If you like being soothed by the sound of the sea, seek out a secluded beach. While the more popular are located on the fringes of the main towns, Porto-Vecchio, Calvi and Bonifacio, there are little finds such as Arone, 10 miles from Piana, where crystal-clear waters fringe fine sand. Plage Mare e Sole, a short drive from Pietrosella, offers sandbanks and shelter from the wind along its wide sweep. If you don’t mind a busier beach, Palombaggia, in Porto-Vecchio, is one of the island’s most beautiful.
Finally, make time to explore these towns; each is interesting in its own right. This year marks the 200th anniversary of the death of Napoleon Bonaparte, who was born in Ajaccio in 1769. Tributes to the French military leader and emperor abound on the island, in the form of streets, bars and hotels bearing his name, but his story starts in Maison Bonaparte, a handsome townhouse just off Ajaccio’s main square, Place Foch. Today, you can see original rooms and furniture used by the Bonaparte family, historical documents, maps, correspondence and more.
Two hours drive away is Bonifacio, which sits right at the very southern tip of the island. Your first glimpse will be of a hulking, thick stone fortress looming over the harbour, looking like something out of Game of Thrones. Dating from the ninth century, this citadel houses the “haute ville” – or upper town – a maze of narrow, winding, slippery stone streets.
Take a boat trip before you explore, which offers incredible views not just of the citadel, but of the intricate granite and limestone cliffs that have had myriad grottoes and inlets carved into them over the centuries (some of which hid pirates).
Finally, for a touch of laid-back St Tropézienne glamour, drop in on Calvi, a smart, slick resort town.
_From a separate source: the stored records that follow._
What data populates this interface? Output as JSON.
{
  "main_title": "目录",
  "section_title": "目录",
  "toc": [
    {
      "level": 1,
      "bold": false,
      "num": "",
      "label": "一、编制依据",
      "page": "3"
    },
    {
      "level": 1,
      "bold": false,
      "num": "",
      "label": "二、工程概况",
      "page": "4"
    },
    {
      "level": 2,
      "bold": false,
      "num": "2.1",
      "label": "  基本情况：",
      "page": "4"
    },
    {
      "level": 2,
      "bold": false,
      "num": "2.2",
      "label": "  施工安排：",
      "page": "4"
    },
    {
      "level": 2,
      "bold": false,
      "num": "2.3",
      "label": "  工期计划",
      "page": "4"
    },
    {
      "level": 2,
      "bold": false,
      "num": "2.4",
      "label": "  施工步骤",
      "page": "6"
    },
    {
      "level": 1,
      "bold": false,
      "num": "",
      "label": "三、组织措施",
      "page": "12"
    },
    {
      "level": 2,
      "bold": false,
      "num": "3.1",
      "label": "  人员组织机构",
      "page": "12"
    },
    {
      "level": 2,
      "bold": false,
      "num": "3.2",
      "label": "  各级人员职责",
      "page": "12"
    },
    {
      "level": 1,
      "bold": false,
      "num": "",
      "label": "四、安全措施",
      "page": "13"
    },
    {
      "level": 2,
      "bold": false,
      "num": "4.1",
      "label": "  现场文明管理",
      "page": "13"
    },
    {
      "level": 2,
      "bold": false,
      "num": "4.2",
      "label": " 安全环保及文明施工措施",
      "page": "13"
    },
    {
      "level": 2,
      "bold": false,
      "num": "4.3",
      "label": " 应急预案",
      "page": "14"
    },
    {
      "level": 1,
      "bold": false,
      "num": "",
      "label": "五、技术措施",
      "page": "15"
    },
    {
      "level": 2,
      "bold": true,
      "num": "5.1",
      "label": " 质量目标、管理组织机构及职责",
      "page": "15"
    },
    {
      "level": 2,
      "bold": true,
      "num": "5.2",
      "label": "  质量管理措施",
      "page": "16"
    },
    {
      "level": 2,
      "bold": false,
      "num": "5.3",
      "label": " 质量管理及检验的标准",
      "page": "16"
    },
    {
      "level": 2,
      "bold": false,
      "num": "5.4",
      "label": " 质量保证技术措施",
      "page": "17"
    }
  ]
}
Eat seafood at one of the traditional restaurants on Quai Landry, and watch the yachts bob up and down in the harbour … while you congratulate yourself on visiting one of the most alluring places in the Mediterranean.
Find out more information about Corsica at visit.corsica